Ninth Circuit Upholds Insider Trader Conviction Despite Absence of Personal Relationship Between Tipper and Tippee
By its holding in United States v. Salman, 792 F.3d 1087 (9th Cir. 2015), the Ninth Circuit rejected the Second Circuit’s requirement of a meaningful close personal relationship between the insider (tipper) and the tippee that represents at least a potential pecuniary gain or something similarly valuable.
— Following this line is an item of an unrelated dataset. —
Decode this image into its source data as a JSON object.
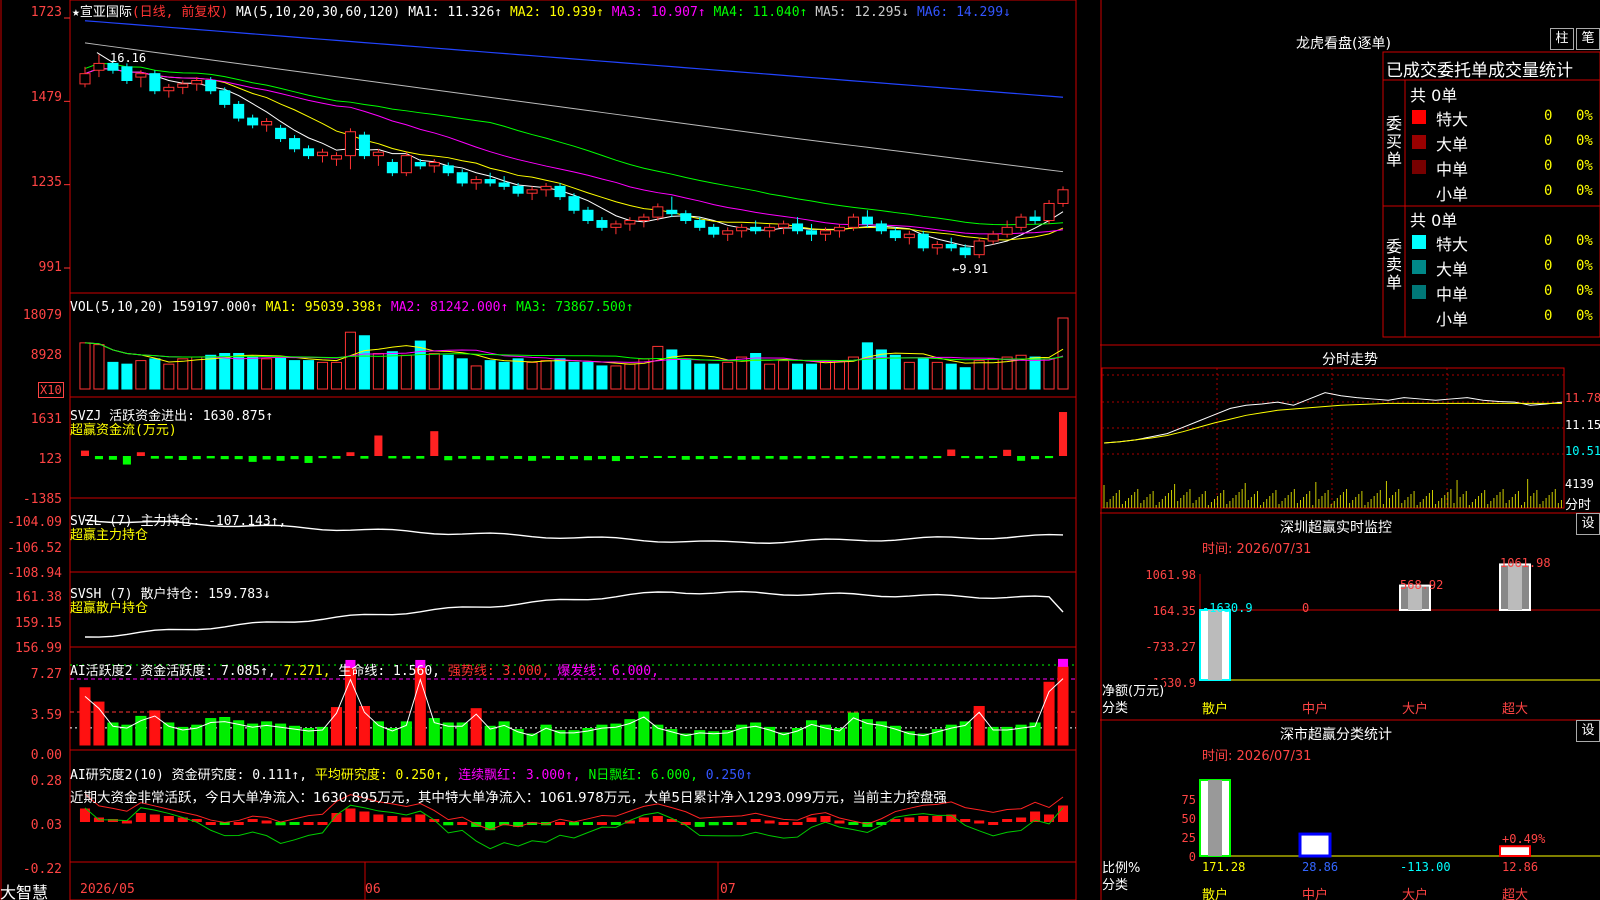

United States v. Newman, 773 F.3d 438, 452 (2d. Cir. 2014). In rejecting Mr. Salman’s argument that he lacked knowledge of the tipper’s personal gain, the Ninth Circuit relied on Dirks v. S.E.C.’s holding that the test is whether the insider personally will benefit, directly or indirectly, from his disclosure, and the tippee (Mr. Salman) knows or should know of this personal benefit, which can include the gift of confidential information to a relative who trades on it. See 443 U.S. 646, 660 (1983).